There’s no hard and fast answer, but new research by Norwegian scientists suggests that too long an interval length could be less effective when it comes to producing fitness gains.

The science
In the study, scientists looked at the effects of three different interval durations in 13 well-trained cyclists. To do this, they first measured the minimum power output that each cyclist had to produce in order to reach their peak oxygen uptake – basically the cycling intensity where the oxygen transport system is maxed out.

Because this is a very high intensity, this power output can’t be sustained for long periods of time but it can be a very effective intensity for gains in aerobic fitness. In the first part of this study, the cyclists had to pedal to exhaustion at this minimum power output; the time each cyclist lasted before exhaustion was reached (time to exhaustion) was recorded.

In the second part of the study, the cyclists performed three interval-training protocols to exhaustion:
1. Work intervals at the above minimum power output lasting 80 per cent of recorded time to exhaustion, with a recovery duration of half the interval duration;

2. Work intervals at the above minimum power output lasting 50 per cent of recorded time to exhaustion, with a recovery duration of half the interval duration;

3. Work intervals at the above minimum power output lasting just 30 seconds, with a recovery duration of 15 seconds.

In particular, the researchers wanted to find out which interval protocol resulted in the most total work being done at this power output before tiredness set in.

In a nutshell
The main finding was that although the 30-second intervals were much shorter than those lasting 80 per cent and 50 per cent of recorded time to exhaustion, the cyclists were able to accumulate much more total time working at near to their peak oxygen uptake, and were able to sustain their interval session for significantly longer periods than when they did fewer, longer intervals – those lasting 50 per cent or 80 per cent of time to exhaustion in stage one.

So what?
The fact that a 30 seconds work/15 seconds rest interval protocol enabled the cyclists to accumulate much more total time at high intensity is important for two reasons; firstly, it suggests that for a given time accumulated in the high-intensity zone, the 30-second intervals are much easier on the body and result in less fatigue.
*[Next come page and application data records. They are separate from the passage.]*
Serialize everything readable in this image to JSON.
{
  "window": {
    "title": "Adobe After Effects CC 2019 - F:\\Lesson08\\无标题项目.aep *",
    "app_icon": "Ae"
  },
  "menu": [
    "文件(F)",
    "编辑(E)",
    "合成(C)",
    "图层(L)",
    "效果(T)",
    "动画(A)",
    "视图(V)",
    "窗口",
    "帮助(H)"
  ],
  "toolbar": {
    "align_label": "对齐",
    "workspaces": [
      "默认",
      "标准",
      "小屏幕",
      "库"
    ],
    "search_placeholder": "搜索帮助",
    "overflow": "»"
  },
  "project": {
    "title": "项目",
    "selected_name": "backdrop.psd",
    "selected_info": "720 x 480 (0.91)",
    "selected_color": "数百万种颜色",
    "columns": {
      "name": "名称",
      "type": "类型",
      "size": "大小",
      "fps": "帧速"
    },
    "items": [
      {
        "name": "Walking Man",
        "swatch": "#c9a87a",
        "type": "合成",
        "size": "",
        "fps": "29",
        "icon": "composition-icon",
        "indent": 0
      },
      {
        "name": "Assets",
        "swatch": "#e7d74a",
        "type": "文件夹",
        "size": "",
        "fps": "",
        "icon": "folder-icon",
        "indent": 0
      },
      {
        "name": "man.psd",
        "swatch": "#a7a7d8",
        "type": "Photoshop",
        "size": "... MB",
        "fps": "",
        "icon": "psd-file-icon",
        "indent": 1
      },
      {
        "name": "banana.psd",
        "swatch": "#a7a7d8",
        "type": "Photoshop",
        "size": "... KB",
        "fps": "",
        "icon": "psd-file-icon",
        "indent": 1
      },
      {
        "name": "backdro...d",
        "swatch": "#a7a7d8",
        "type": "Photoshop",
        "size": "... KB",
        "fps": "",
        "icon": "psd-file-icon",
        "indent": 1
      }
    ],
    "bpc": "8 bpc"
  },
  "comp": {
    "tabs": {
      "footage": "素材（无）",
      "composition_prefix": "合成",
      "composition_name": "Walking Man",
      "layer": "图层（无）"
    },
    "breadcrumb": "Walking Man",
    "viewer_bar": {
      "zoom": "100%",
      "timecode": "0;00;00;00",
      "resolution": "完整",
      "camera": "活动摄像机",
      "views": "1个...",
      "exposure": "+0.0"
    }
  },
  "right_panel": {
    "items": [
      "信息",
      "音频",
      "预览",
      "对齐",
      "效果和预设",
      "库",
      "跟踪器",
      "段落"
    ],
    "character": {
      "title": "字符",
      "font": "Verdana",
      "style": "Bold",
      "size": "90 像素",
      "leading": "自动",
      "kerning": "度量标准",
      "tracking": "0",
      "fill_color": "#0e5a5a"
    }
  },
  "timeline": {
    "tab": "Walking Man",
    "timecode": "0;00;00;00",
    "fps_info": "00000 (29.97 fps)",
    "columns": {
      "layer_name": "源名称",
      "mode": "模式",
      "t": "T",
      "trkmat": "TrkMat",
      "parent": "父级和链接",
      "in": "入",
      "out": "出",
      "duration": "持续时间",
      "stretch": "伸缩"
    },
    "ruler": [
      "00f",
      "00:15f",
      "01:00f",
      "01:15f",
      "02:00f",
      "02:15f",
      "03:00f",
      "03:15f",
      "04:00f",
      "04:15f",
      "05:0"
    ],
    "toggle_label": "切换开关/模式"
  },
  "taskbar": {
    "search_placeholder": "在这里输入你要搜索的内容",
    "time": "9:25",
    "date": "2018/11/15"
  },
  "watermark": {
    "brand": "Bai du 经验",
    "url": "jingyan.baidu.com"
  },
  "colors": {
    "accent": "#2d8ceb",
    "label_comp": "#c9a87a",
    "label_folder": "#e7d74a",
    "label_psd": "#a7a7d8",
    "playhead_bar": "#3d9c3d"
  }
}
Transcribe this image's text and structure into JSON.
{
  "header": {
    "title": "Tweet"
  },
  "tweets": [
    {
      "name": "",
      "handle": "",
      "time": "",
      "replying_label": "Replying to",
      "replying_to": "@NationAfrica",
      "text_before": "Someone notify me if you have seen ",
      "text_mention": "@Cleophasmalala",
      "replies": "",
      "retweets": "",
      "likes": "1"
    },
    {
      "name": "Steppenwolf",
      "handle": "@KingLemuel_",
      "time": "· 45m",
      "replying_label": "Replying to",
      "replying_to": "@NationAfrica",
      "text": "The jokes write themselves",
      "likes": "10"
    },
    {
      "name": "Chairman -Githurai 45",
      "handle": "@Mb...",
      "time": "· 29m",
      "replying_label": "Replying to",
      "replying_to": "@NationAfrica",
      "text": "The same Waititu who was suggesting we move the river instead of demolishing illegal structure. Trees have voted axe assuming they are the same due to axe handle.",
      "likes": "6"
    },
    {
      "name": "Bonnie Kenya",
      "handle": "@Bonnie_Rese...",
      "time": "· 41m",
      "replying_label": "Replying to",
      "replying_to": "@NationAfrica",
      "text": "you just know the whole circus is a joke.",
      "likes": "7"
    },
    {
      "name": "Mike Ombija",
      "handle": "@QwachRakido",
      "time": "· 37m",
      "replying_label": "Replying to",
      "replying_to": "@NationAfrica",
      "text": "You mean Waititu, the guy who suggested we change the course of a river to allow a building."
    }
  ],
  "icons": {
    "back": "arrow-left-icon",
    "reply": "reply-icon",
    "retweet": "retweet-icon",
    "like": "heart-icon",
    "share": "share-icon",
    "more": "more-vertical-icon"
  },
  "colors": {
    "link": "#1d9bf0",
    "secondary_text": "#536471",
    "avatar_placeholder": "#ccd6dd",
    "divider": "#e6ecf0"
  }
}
The second implication for fitter cyclists is that if you’re planning some high-intensity intervals to develop your aerobic power, 30-second intervals at the power required to reach your maximum oxygen uptake (with 15-second recovery periods) is a good place 
to start.

This article was first published in the October 17 issue of Cycling Weekly. Read Cycling Weekly magazine on the day of release where ever you are in the world International digital edition, UK digital edition. And if you like us, rate us!